There are a number of themes running through the letters, and yes, there are certainly outbursts of slightly weird and detailed rules, but a major theme is this: Do whatever you want, but do it for the right reasons. If the intention and meaning of what you do is good, then what you do is good.
This strikes me, in general, as a pretty good way to run your life. I am, as usual, intending to stretch and distort this thing to cover photography.
Paul is interested in meaning, internal and external. He wants his followers to act motivated by godly things, and he cautions them to be aware of what their actions look like. Do this, but not if someone seeing you will be led astray. Paul assumes a certain empathy on the part of his followers, an ability to fairly reliably guess what other, different, people will think and do.
This is, of course, not a particularly strange notion. For most of history, in most facets of life, people have simply assumed that we can pretty reliably guess what's going on in one another's heads: because we can. In the modern era there has been a little trend, especially in Art, toward what we might term individualism. The artist is responsible only for their own navel. In some cases we're not supposed to know what they're thinking, and in others we're not allowed to.
Anyways, Paul has no truck with that. He demands that his guys be tuned in to what the hell is going on around them.
Another theme one notes in Paul's writing is the idea that good motivations will lead, by some alchemy, to good results. Paul was a big expounder of that Christian notion that it is not by works but by faith that one achieves salvation. Which, any wag will instantly note, boxes you into a corner in which, apparently, you can do whatever you like.
It is a box, and Paul doesn't give us any answers, except to rail angrily against what might be termed not-good works. Well, Paul, if works don't matter, why u mad? Paul does not say, but he's definitely mad.

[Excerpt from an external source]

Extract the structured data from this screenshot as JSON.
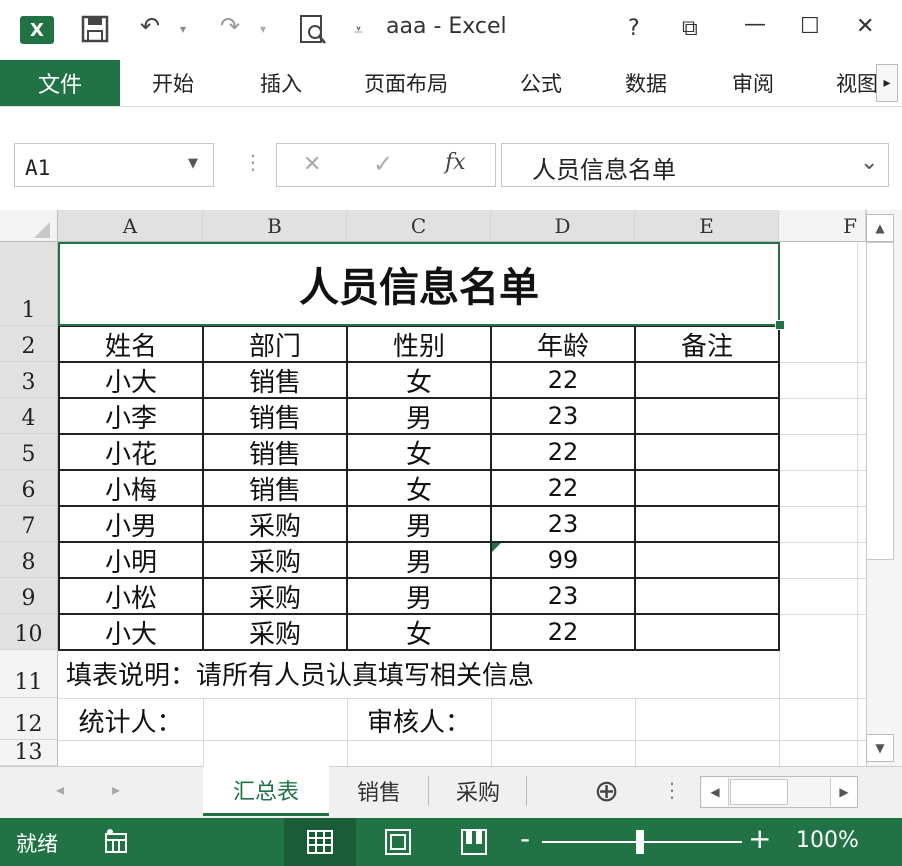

And thus with art and communication, in a way. Having the right intent, the right motivation, should produce Art that is worthwhile, somehow, by some alchemy that is difficult or impossible to explain.
No, no, it doesn't matter if you expose correctly, as long as you feeeeeeeel it, except no, you fucked that up, maybe you should expose better and feel less?
The way out of this rhetorical corner, as I see it, is to treat Good Art (and Good Works) not as the ostensible goal, but as diagnostic of the proper mind.
One does not purchase Christian salvation by giving money to the church. One gives money to the church as a natural consequence of faith. It it not the path to salvation, it is an indicator that you are on the path.
In the same way, one does not set out to make Good Art, one sets out to do something else. To make ones own Art, perhaps. Or to express something deeply felt. The Good Art arises when you're doing a good job at this, it is an indicator that you're on to something.
Good Art is, essentially, a side effect of being a Good Artist.